Page and application data records:
┄┄┄┄┄┄┄┄┄┄

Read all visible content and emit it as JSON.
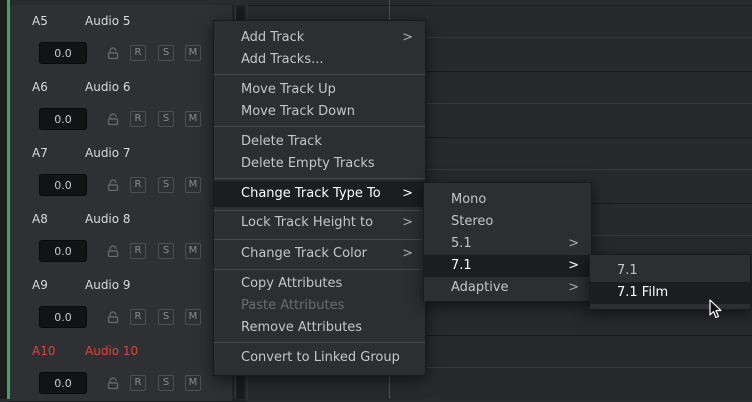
{
  "tracks": [
    {
      "id": "A5",
      "name": "Audio 5",
      "volume": "0.0",
      "red": false
    },
    {
      "id": "A6",
      "name": "Audio 6",
      "volume": "0.0",
      "red": false
    },
    {
      "id": "A7",
      "name": "Audio 7",
      "volume": "0.0",
      "red": false
    },
    {
      "id": "A8",
      "name": "Audio 8",
      "volume": "0.0",
      "red": false
    },
    {
      "id": "A9",
      "name": "Audio 9",
      "volume": "0.0",
      "red": false
    },
    {
      "id": "A10",
      "name": "Audio 10",
      "volume": "0.0",
      "red": true
    }
  ],
  "track_buttons": {
    "record": "R",
    "solo": "S",
    "mute": "M"
  },
  "context_menu": {
    "add_track": "Add Track",
    "add_tracks": "Add Tracks...",
    "move_up": "Move Track Up",
    "move_down": "Move Track Down",
    "delete_track": "Delete Track",
    "delete_empty": "Delete Empty Tracks",
    "change_type": "Change Track Type To",
    "lock_height": "Lock Track Height to",
    "change_color": "Change Track Color",
    "copy_attr": "Copy Attributes",
    "paste_attr": "Paste Attributes",
    "remove_attr": "Remove Attributes",
    "convert_linked": "Convert to Linked Group"
  },
  "type_submenu": {
    "mono": "Mono",
    "stereo": "Stereo",
    "five_one": "5.1",
    "seven_one": "7.1",
    "adaptive": "Adaptive"
  },
  "seven_one_submenu": {
    "seven_one": "7.1",
    "seven_one_film": "7.1 Film"
  },
  "glyphs": {
    "submenu_arrow": ">"
  },
  "colors": {
    "accent_green": "#3aa865",
    "record_red": "#e0443a",
    "playhead": "#b3261e"
  }
}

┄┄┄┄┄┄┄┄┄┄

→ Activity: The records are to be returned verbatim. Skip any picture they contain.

→ Answer section:
Read all visible content and emit it as JSON.
{
  "tracks": [
    {
      "id": "A5",
      "name": "Audio 5",
      "volume": "0.0",
      "red": false
    },
    {
      "id": "A6",
      "name": "Audio 6",
      "volume": "0.0",
      "red": false
    },
    {
      "id": "A7",
      "name": "Audio 7",
      "volume": "0.0",
      "red": false
    },
    {
      "id": "A8",
      "name": "Audio 8",
      "volume": "0.0",
      "red": false
    },
    {
      "id": "A9",
      "name": "Audio 9",
      "volume": "0.0",
      "red": false
    },
    {
      "id": "A10",
      "name": "Audio 10",
      "volume": "0.0",
      "red": true
    }
  ],
  "track_buttons": {
    "record": "R",
    "solo": "S",
    "mute": "M"
  },
  "context_menu": {
    "add_track": "Add Track",
    "add_tracks": "Add Tracks...",
    "move_up": "Move Track Up",
    "move_down": "Move Track Down",
    "delete_track": "Delete Track",
    "delete_empty": "Delete Empty Tracks",
    "change_type": "Change Track Type To",
    "lock_height": "Lock Track Height to",
    "change_color": "Change Track Color",
    "copy_attr": "Copy Attributes",
    "paste_attr": "Paste Attributes",
    "remove_attr": "Remove Attributes",
    "convert_linked": "Convert to Linked Group"
  },
  "type_submenu": {
    "mono": "Mono",
    "stereo": "Stereo",
    "five_one": "5.1",
    "seven_one": "7.1",
    "adaptive": "Adaptive"
  },
  "seven_one_submenu": {
    "seven_one": "7.1",
    "seven_one_film": "7.1 Film"
  },
  "glyphs": {
    "submenu_arrow": ">"
  },
  "colors": {
    "accent_green": "#3aa865",
    "record_red": "#e0443a",
    "playhead": "#b3261e"
  }
}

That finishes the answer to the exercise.